### Data shown

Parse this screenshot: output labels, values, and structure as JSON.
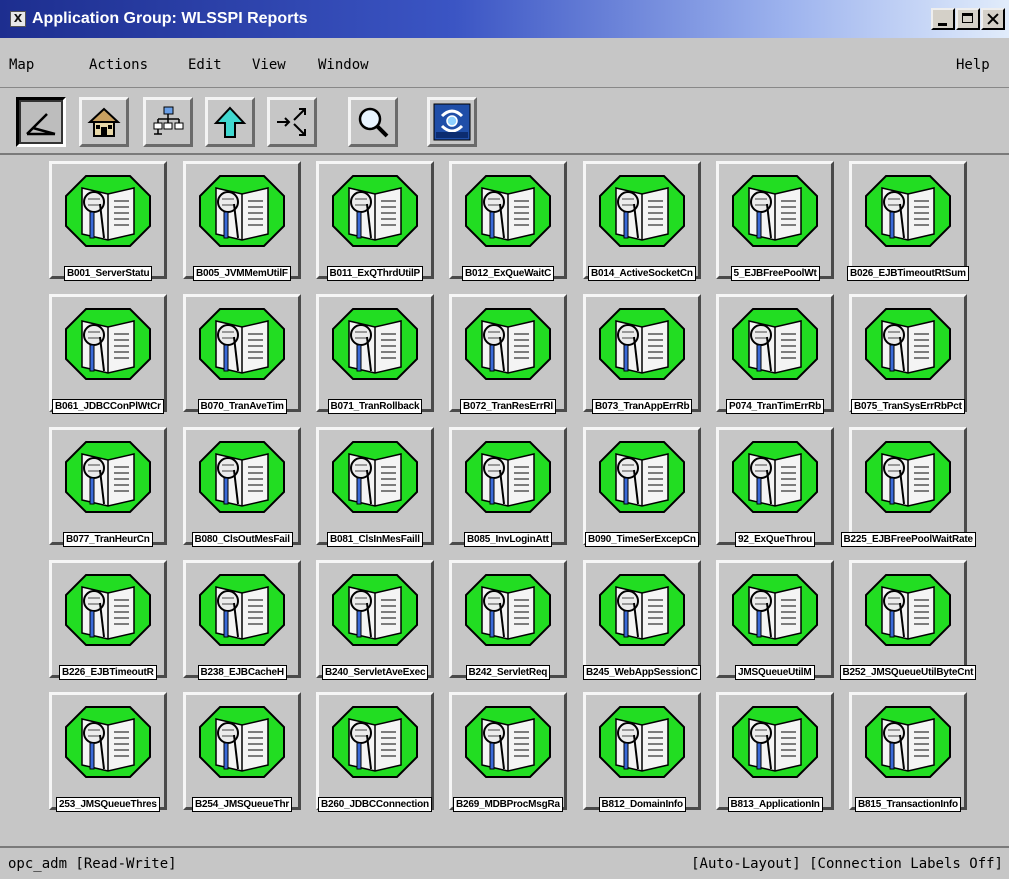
{
  "window": {
    "title": "Application Group: WLSSPI Reports",
    "title_icon_glyph": "X"
  },
  "menubar": {
    "left": [
      "Map",
      "Actions",
      "Edit",
      "View",
      "Window"
    ],
    "help": "Help"
  },
  "toolbar": {
    "buttons": [
      {
        "icon": "close-view-icon",
        "active": true
      },
      {
        "icon": "home-icon",
        "active": false
      },
      {
        "icon": "tree-icon",
        "active": false
      },
      {
        "icon": "up-arrow-icon",
        "active": false
      },
      {
        "icon": "pan-icon",
        "active": false
      },
      {
        "icon": "magnifier-icon",
        "active": false
      },
      {
        "icon": "hp-openview-icon",
        "active": false,
        "label": "HP OpenView"
      }
    ]
  },
  "symbols": {
    "rows": [
      [
        "B001_ServerStatu",
        "B005_JVMMemUtilF",
        "B011_ExQThrdUtilP",
        "B012_ExQueWaitC",
        "B014_ActiveSocketCn",
        "5_EJBFreePoolWt",
        "B026_EJBTimeoutRtSum"
      ],
      [
        "B061_JDBCConPlWtCr",
        "B070_TranAveTim",
        "B071_TranRollback",
        "B072_TranResErrRl",
        "B073_TranAppErrRb",
        "P074_TranTimErrRb",
        "B075_TranSysErrRbPct"
      ],
      [
        "B077_TranHeurCn",
        "B080_ClsOutMesFail",
        "B081_ClsInMesFaill",
        "B085_InvLoginAtt",
        "B090_TimeSerExcepCn",
        "92_ExQueThrou",
        "B225_EJBFreePoolWaitRate"
      ],
      [
        "B226_EJBTimeoutR",
        "B238_EJBCacheH",
        "B240_ServletAveExec",
        "B242_ServletReq",
        "B245_WebAppSessionC",
        "JMSQueueUtilM",
        "B252_JMSQueueUtilByteCnt"
      ],
      [
        "253_JMSQueueThres",
        "B254_JMSQueueThr",
        "B260_JDBCConnection",
        "B269_MDBProcMsgRa",
        "B812_DomainInfo",
        "B813_ApplicationIn",
        "B815_TransactionInfo"
      ]
    ],
    "icon": "report-book-icon",
    "background_color": "#22dd22"
  },
  "statusbar": {
    "left": "opc_adm [Read-Write]",
    "right": "[Auto-Layout] [Connection Labels Off]"
  }
}
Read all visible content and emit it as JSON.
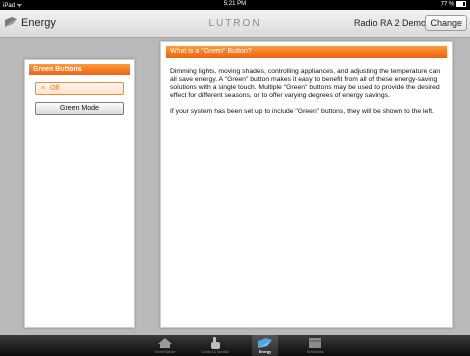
{
  "status_bar": {
    "carrier": "iPad ᯤ",
    "time": "5:21 PM",
    "battery": "77 %",
    "battery_level": 0.77
  },
  "header": {
    "title": "Energy",
    "brand": "LUTRON",
    "system_name": "Radio RA 2 Demo",
    "change_label": "Change"
  },
  "left_panel": {
    "title": "Green Buttons",
    "buttons": [
      {
        "label": "Off",
        "state_mark": "×",
        "active": true
      },
      {
        "label": "Green Mode",
        "active": false
      }
    ]
  },
  "right_panel": {
    "title": "What is a \"Green\" Button?",
    "paragraphs": [
      "Dimming lights, moving shades, controlling appliances, and adjusting the temperature can all save energy. A \"Green\" button makes it easy to benefit from all of these energy-saving solutions with a single touch. Multiple \"Green\" buttons may be used to provide the desired effect for different seasons, or to offer varying degrees of energy savings.",
      "If your system has been set up to include \"Green\" buttons, they will be shown to the left."
    ]
  },
  "tab_bar": {
    "tabs": [
      {
        "label": "HomeGlance",
        "icon": "home-icon",
        "active": false
      },
      {
        "label": "Control & Monitor",
        "icon": "hand-icon",
        "active": false
      },
      {
        "label": "Energy",
        "icon": "energy-icon",
        "active": true
      },
      {
        "label": "Schedules",
        "icon": "calendar-icon",
        "active": false
      }
    ]
  }
}
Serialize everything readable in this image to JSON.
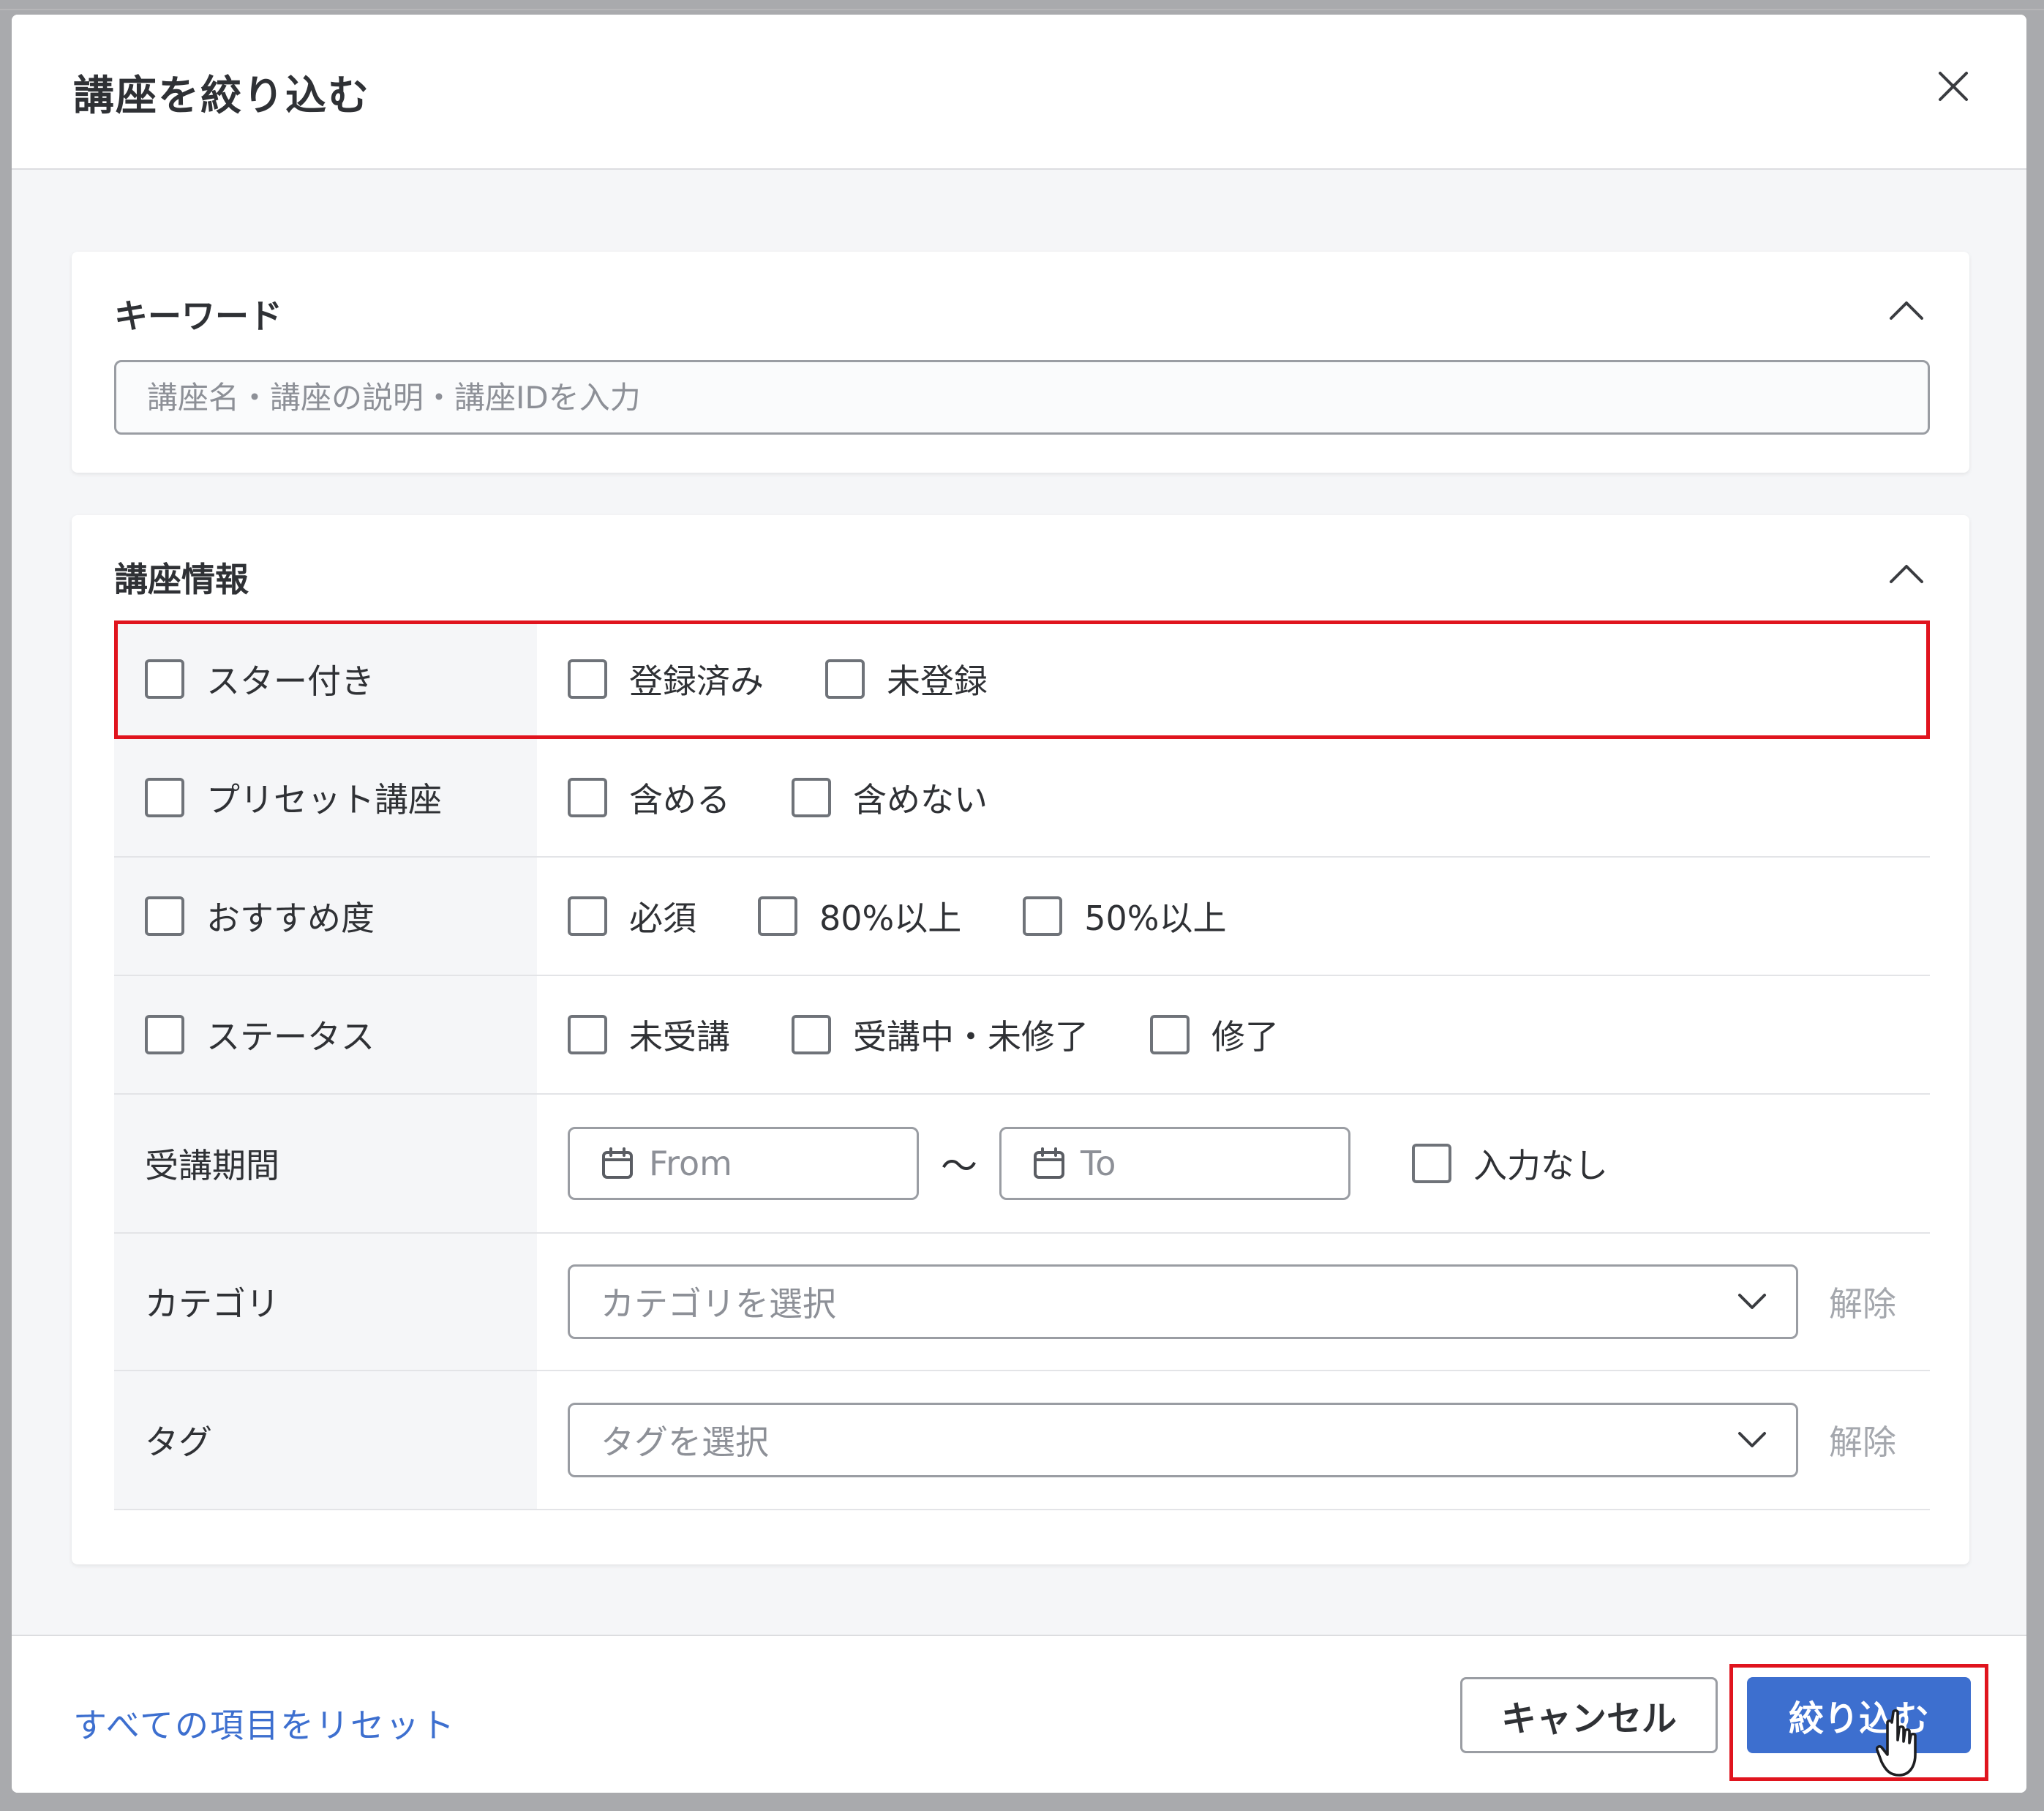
{
  "dialog": {
    "title": "講座を絞り込む",
    "close_icon": "close-icon"
  },
  "keyword_section": {
    "title": "キーワード",
    "placeholder": "講座名・講座の説明・講座IDを入力",
    "value": ""
  },
  "course_info_section": {
    "title": "講座情報",
    "rows": [
      {
        "label": "スター付き",
        "checked": false,
        "options": [
          {
            "label": "登録済み",
            "checked": false
          },
          {
            "label": "未登録",
            "checked": false
          }
        ]
      },
      {
        "label": "プリセット講座",
        "checked": false,
        "options": [
          {
            "label": "含める",
            "checked": false
          },
          {
            "label": "含めない",
            "checked": false
          }
        ]
      },
      {
        "label": "おすすめ度",
        "checked": false,
        "options": [
          {
            "label": "必須",
            "checked": false
          },
          {
            "label": "80%以上",
            "checked": false
          },
          {
            "label": "50%以上",
            "checked": false
          }
        ]
      },
      {
        "label": "ステータス",
        "checked": false,
        "options": [
          {
            "label": "未受講",
            "checked": false
          },
          {
            "label": "受講中・未修了",
            "checked": false
          },
          {
            "label": "修了",
            "checked": false
          }
        ]
      }
    ],
    "period": {
      "label": "受講期間",
      "from_placeholder": "From",
      "separator": "〜",
      "to_placeholder": "To",
      "no_input_label": "入力なし"
    },
    "category": {
      "label": "カテゴリ",
      "placeholder": "カテゴリを選択",
      "clear": "解除"
    },
    "tag": {
      "label": "タグ",
      "placeholder": "タグを選択",
      "clear": "解除"
    }
  },
  "footer": {
    "reset": "すべての項目をリセット",
    "cancel": "キャンセル",
    "apply": "絞り込む"
  },
  "colors": {
    "accent": "#3d6fcf",
    "highlight": "#e0141e",
    "label_bg": "#f5f6f8"
  }
}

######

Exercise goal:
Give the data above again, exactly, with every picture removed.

Task solution:
Parse this screenshot: output labels, values, and structure as JSON.
{
  "window": {
    "title": "Application Group: WLSSPI Reports",
    "title_icon_glyph": "X"
  },
  "menubar": {
    "left": [
      "Map",
      "Actions",
      "Edit",
      "View",
      "Window"
    ],
    "help": "Help"
  },
  "toolbar": {
    "buttons": [
      {
        "icon": "close-view-icon",
        "active": true
      },
      {
        "icon": "home-icon",
        "active": false
      },
      {
        "icon": "tree-icon",
        "active": false
      },
      {
        "icon": "up-arrow-icon",
        "active": false
      },
      {
        "icon": "pan-icon",
        "active": false
      },
      {
        "icon": "magnifier-icon",
        "active": false
      },
      {
        "icon": "hp-openview-icon",
        "active": false,
        "label": "HP OpenView"
      }
    ]
  },
  "symbols": {
    "rows": [
      [
        "B001_ServerStatu",
        "B005_JVMMemUtilF",
        "B011_ExQThrdUtilP",
        "B012_ExQueWaitC",
        "B014_ActiveSocketCn",
        "5_EJBFreePoolWt",
        "B026_EJBTimeoutRtSum"
      ],
      [
        "B061_JDBCConPlWtCr",
        "B070_TranAveTim",
        "B071_TranRollback",
        "B072_TranResErrRl",
        "B073_TranAppErrRb",
        "P074_TranTimErrRb",
        "B075_TranSysErrRbPct"
      ],
      [
        "B077_TranHeurCn",
        "B080_ClsOutMesFail",
        "B081_ClsInMesFaill",
        "B085_InvLoginAtt",
        "B090_TimeSerExcepCn",
        "92_ExQueThrou",
        "B225_EJBFreePoolWaitRate"
      ],
      [
        "B226_EJBTimeoutR",
        "B238_EJBCacheH",
        "B240_ServletAveExec",
        "B242_ServletReq",
        "B245_WebAppSessionC",
        "JMSQueueUtilM",
        "B252_JMSQueueUtilByteCnt"
      ],
      [
        "253_JMSQueueThres",
        "B254_JMSQueueThr",
        "B260_JDBCConnection",
        "B269_MDBProcMsgRa",
        "B812_DomainInfo",
        "B813_ApplicationIn",
        "B815_TransactionInfo"
      ]
    ],
    "icon": "report-book-icon",
    "background_color": "#22dd22"
  },
  "statusbar": {
    "left": "opc_adm [Read-Write]",
    "right": "[Auto-Layout] [Connection Labels Off]"
  }
}
Read all visible content and emit it as JSON.
{
  "status_bar": {
    "carrier": "iPad ᯤ",
    "time": "5:21 PM",
    "battery": "77 %",
    "battery_level": 0.77
  },
  "header": {
    "title": "Energy",
    "brand": "LUTRON",
    "system_name": "Radio RA 2 Demo",
    "change_label": "Change"
  },
  "left_panel": {
    "title": "Green Buttons",
    "buttons": [
      {
        "label": "Off",
        "state_mark": "×",
        "active": true
      },
      {
        "label": "Green Mode",
        "active": false
      }
    ]
  },
  "right_panel": {
    "title": "What is a \"Green\" Button?",
    "paragraphs": [
      "Dimming lights, moving shades, controlling appliances, and adjusting the temperature can all save energy. A \"Green\" button makes it easy to benefit from all of these energy-saving solutions with a single touch. Multiple \"Green\" buttons may be used to provide the desired effect for different seasons, or to offer varying degrees of energy savings.",
      "If your system has been set up to include \"Green\" buttons, they will be shown to the left."
    ]
  },
  "tab_bar": {
    "tabs": [
      {
        "label": "HomeGlance",
        "icon": "home-icon",
        "active": false
      },
      {
        "label": "Control & Monitor",
        "icon": "hand-icon",
        "active": false
      },
      {
        "label": "Energy",
        "icon": "energy-icon",
        "active": true
      },
      {
        "label": "Schedules",
        "icon": "calendar-icon",
        "active": false
      }
    ]
  }
}
Serialize everything readable in this image to JSON.
{
  "dialog": {
    "title": "講座を絞り込む",
    "close_icon": "close-icon"
  },
  "keyword_section": {
    "title": "キーワード",
    "placeholder": "講座名・講座の説明・講座IDを入力",
    "value": ""
  },
  "course_info_section": {
    "title": "講座情報",
    "rows": [
      {
        "label": "スター付き",
        "checked": false,
        "options": [
          {
            "label": "登録済み",
            "checked": false
          },
          {
            "label": "未登録",
            "checked": false
          }
        ]
      },
      {
        "label": "プリセット講座",
        "checked": false,
        "options": [
          {
            "label": "含める",
            "checked": false
          },
          {
            "label": "含めない",
            "checked": false
          }
        ]
      },
      {
        "label": "おすすめ度",
        "checked": false,
        "options": [
          {
            "label": "必須",
            "checked": false
          },
          {
            "label": "80%以上",
            "checked": false
          },
          {
            "label": "50%以上",
            "checked": false
          }
        ]
      },
      {
        "label": "ステータス",
        "checked": false,
        "options": [
          {
            "label": "未受講",
            "checked": false
          },
          {
            "label": "受講中・未修了",
            "checked": false
          },
          {
            "label": "修了",
            "checked": false
          }
        ]
      }
    ],
    "period": {
      "label": "受講期間",
      "from_placeholder": "From",
      "separator": "〜",
      "to_placeholder": "To",
      "no_input_label": "入力なし"
    },
    "category": {
      "label": "カテゴリ",
      "placeholder": "カテゴリを選択",
      "clear": "解除"
    },
    "tag": {
      "label": "タグ",
      "placeholder": "タグを選択",
      "clear": "解除"
    }
  },
  "footer": {
    "reset": "すべての項目をリセット",
    "cancel": "キャンセル",
    "apply": "絞り込む"
  },
  "colors": {
    "accent": "#3d6fcf",
    "highlight": "#e0141e",
    "label_bg": "#f5f6f8"
  }
}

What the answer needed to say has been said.